However, those players would only complement Harper in the Nationals’ lineup and likely wouldn’t serve as run producers in the middle of the batting order. Which brings this to the biggest question resulting from Strasburg’s signing a contract extension: What will the Nats do with Bryce Harper? He has two more seasons of arbitration eligibility left and Washington will likely attempt to buy those years out in an attempt to sign Harper to a long-term extension. But with the monumental payday and likely history-making contract awaiting him in free agency, Harper and agent Scott Boras likely won’t turn away from that opportunity.
Of course, there were similar sentiments with Strasburg up until this week. Boras typically encourages his clients to hit the open market. Why deny the millions more sure to be available in free agency? That is, unless the player’s current team offers a contract equal to market value (and the player prefers to stay with his original club). Could the Nationals prevent another homegrown star from a multi-million dollar auction with a contract extension so lucrative that Harper and Boras could possibly pass on free agency? Can owner Ted Lerner essentially hit back-to-back home runs here?

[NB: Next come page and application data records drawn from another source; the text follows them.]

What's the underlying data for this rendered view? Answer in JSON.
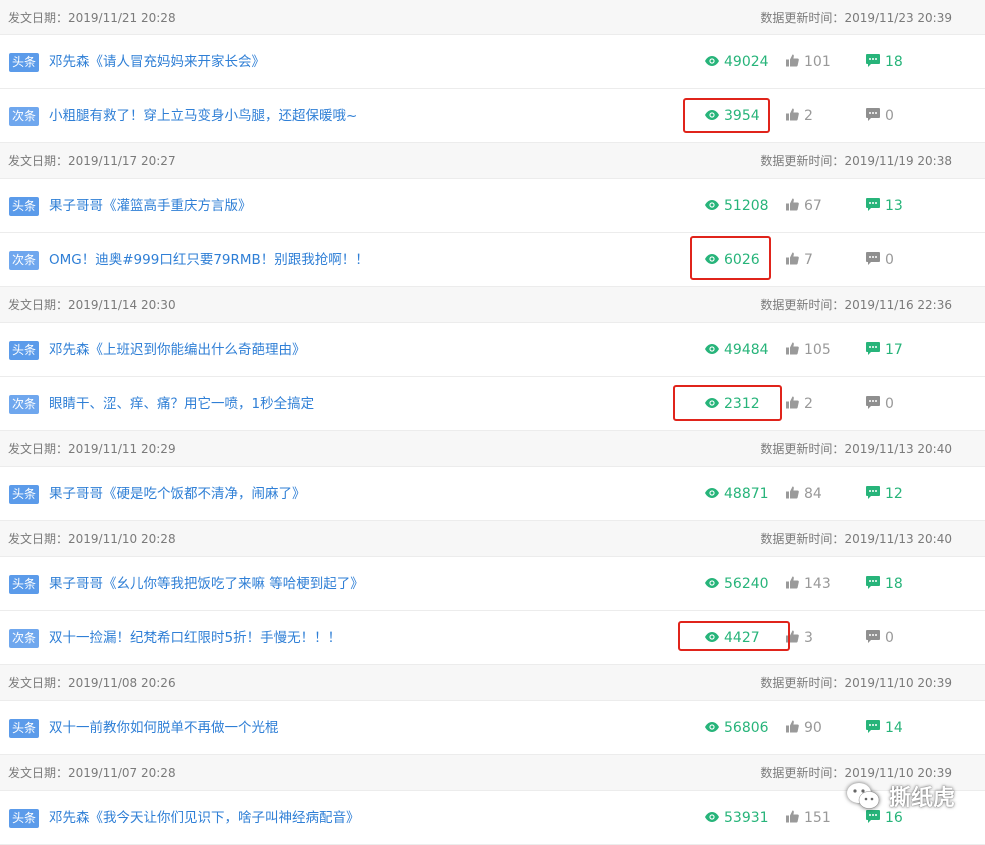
{
  "labels": {
    "publish_prefix": "发文日期：",
    "update_prefix": "数据更新时间："
  },
  "tag_labels": {
    "primary": "头条",
    "secondary": "次条"
  },
  "groups": [
    {
      "publish_date": "2019/11/21 20:28",
      "update_time": "2019/11/23 20:39",
      "articles": [
        {
          "tag": "头条",
          "title": "邓先森《请人冒充妈妈来开家长会》",
          "views": "49024",
          "likes": "101",
          "comments": "18"
        },
        {
          "tag": "次条",
          "title": "小粗腿有救了！穿上立马变身小鸟腿，还超保暖哦~",
          "views": "3954",
          "likes": "2",
          "comments": "0",
          "highlighted": true
        }
      ]
    },
    {
      "publish_date": "2019/11/17 20:27",
      "update_time": "2019/11/19 20:38",
      "articles": [
        {
          "tag": "头条",
          "title": "果子哥哥《灌篮高手重庆方言版》",
          "views": "51208",
          "likes": "67",
          "comments": "13"
        },
        {
          "tag": "次条",
          "title": "OMG！迪奥#999口红只要79RMB！别跟我抢啊！！",
          "views": "6026",
          "likes": "7",
          "comments": "0",
          "highlighted": true
        }
      ]
    },
    {
      "publish_date": "2019/11/14 20:30",
      "update_time": "2019/11/16 22:36",
      "articles": [
        {
          "tag": "头条",
          "title": "邓先森《上班迟到你能编出什么奇葩理由》",
          "views": "49484",
          "likes": "105",
          "comments": "17"
        },
        {
          "tag": "次条",
          "title": "眼睛干、涩、痒、痛？用它一喷，1秒全搞定",
          "views": "2312",
          "likes": "2",
          "comments": "0",
          "highlighted": true
        }
      ]
    },
    {
      "publish_date": "2019/11/11 20:29",
      "update_time": "2019/11/13 20:40",
      "articles": [
        {
          "tag": "头条",
          "title": "果子哥哥《硬是吃个饭都不清净，闹麻了》",
          "views": "48871",
          "likes": "84",
          "comments": "12"
        }
      ]
    },
    {
      "publish_date": "2019/11/10 20:28",
      "update_time": "2019/11/13 20:40",
      "articles": [
        {
          "tag": "头条",
          "title": "果子哥哥《幺儿你等我把饭吃了来嘛 等哈梗到起了》",
          "views": "56240",
          "likes": "143",
          "comments": "18"
        },
        {
          "tag": "次条",
          "title": "双十一捡漏！纪梵希口红限时5折！手慢无！！！",
          "views": "4427",
          "likes": "3",
          "comments": "0",
          "highlighted": true
        }
      ]
    },
    {
      "publish_date": "2019/11/08 20:26",
      "update_time": "2019/11/10 20:39",
      "articles": [
        {
          "tag": "头条",
          "title": "双十一前教你如何脱单不再做一个光棍",
          "views": "56806",
          "likes": "90",
          "comments": "14"
        }
      ]
    },
    {
      "publish_date": "2019/11/07 20:28",
      "update_time": "2019/11/10 20:39",
      "articles": [
        {
          "tag": "头条",
          "title": "邓先森《我今天让你们见识下，啥子叫神经病配音》",
          "views": "53931",
          "likes": "151",
          "comments": "16"
        }
      ]
    }
  ],
  "watermark": {
    "text": "撕纸虎",
    "icon": "wechat-icon"
  },
  "colors": {
    "views": "#27b47a",
    "title": "#2f7fd6",
    "highlight": "#e0241b",
    "tag": "#5b9bea"
  }
}
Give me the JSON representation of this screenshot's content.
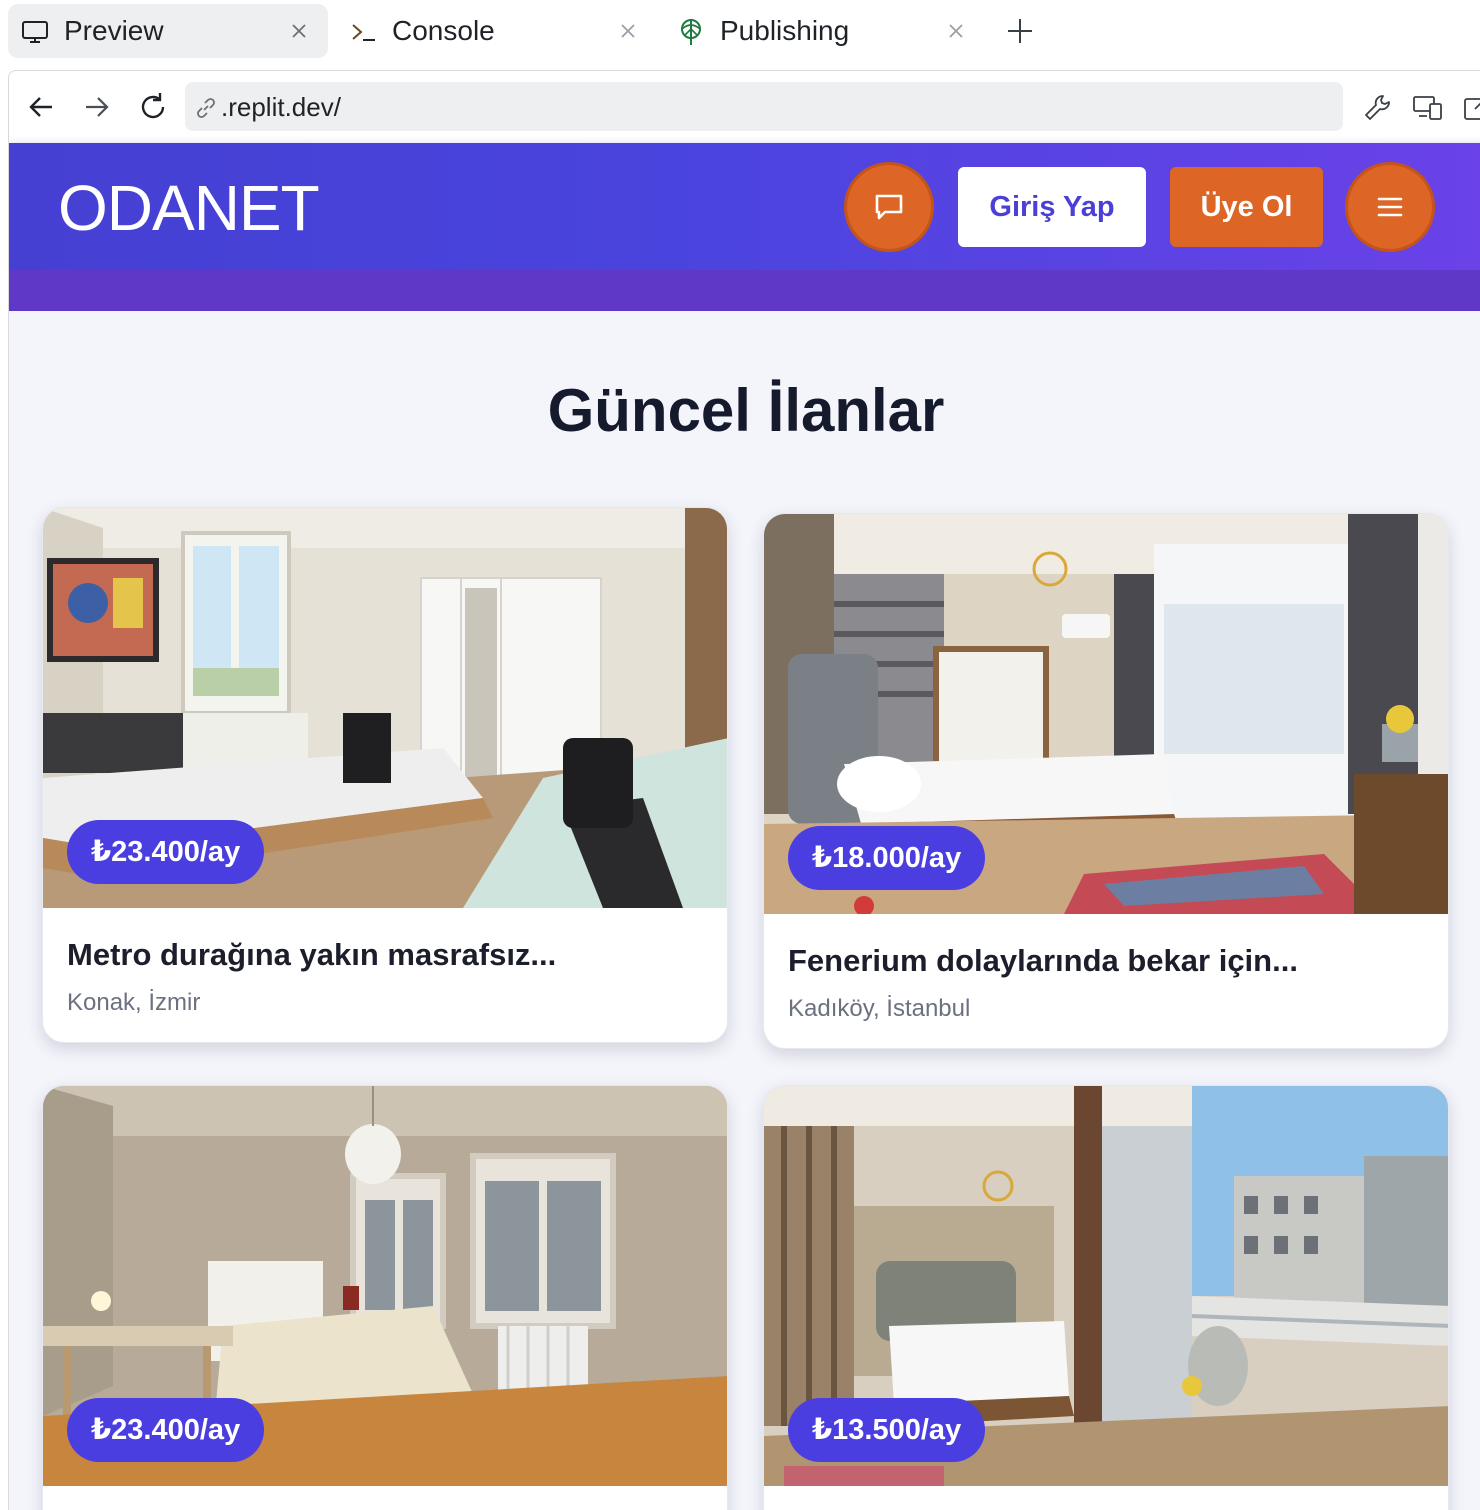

Yet the situations are obviously different. While Strasburg was going to be the top pitcher available in free agency, he likely wasn’t going to yield a contract worthy of the best player at his position. When Harper becomes a free agent after the 2018 season, he will only be 26 years old and arguably baseball’s top player. Jason Heyward nearly got $200 million this past offseason, based largely on being 26 years old and relatively productive. Harper is a far more impactful player, who will not only be the face of a franchise for the next 10-plus years, but also perhaps the most recognizable star in MLB.
The number currently being thrown around with a potential contract for Harper is $400 million, which is the natural next step up from the $325 million Giancarlo Stanton signed in 2014. Are the Nationals willing such a contract to their payroll? Including Strasburg’s extension, the team now has four $100 million-plus deals on their current and future player budgets. Harper will obviously be in a different category. And if Washington does meet Harper’s terms with a historic package, will the front office be able to field much of a team around Harper, Strasburg and Scherzer, each of whom will make more than $30 million per season?
The deferred money in Strasburg and Scherzer’s contracts will help, and maybe those moves were made with clearing money for Harper in mind. But will Harper agree to such deferrals if there’s a chance another team will provide more money up front? That’s probably a question the Nationals can worry about later, as they prepare for Harper entering free agency or assemble an enormous proposal that at least makes him consider signing a contract extension. Lerner has already shown Boras that he won’t short-change his stars in an appeal for a hometown discount. (And he previously demonstrated with Jayson Werth’s overblown seven-year, $126 million deal that the Nationals will pay top dollar for free agents.)
It still doesn’t quite seem imaginable that the Nats will be able to persuade Harper not to hit the open market and acknowledge the inevitable destiny that many joke about by becoming the center fielder for the New York Yankees. Strasburg’s contract extension probably doesn’t change that. But it certainly seems to show the team’s way of doing business can change. If there’s one player worth ditching a business plan for, it would be Bryce Harper.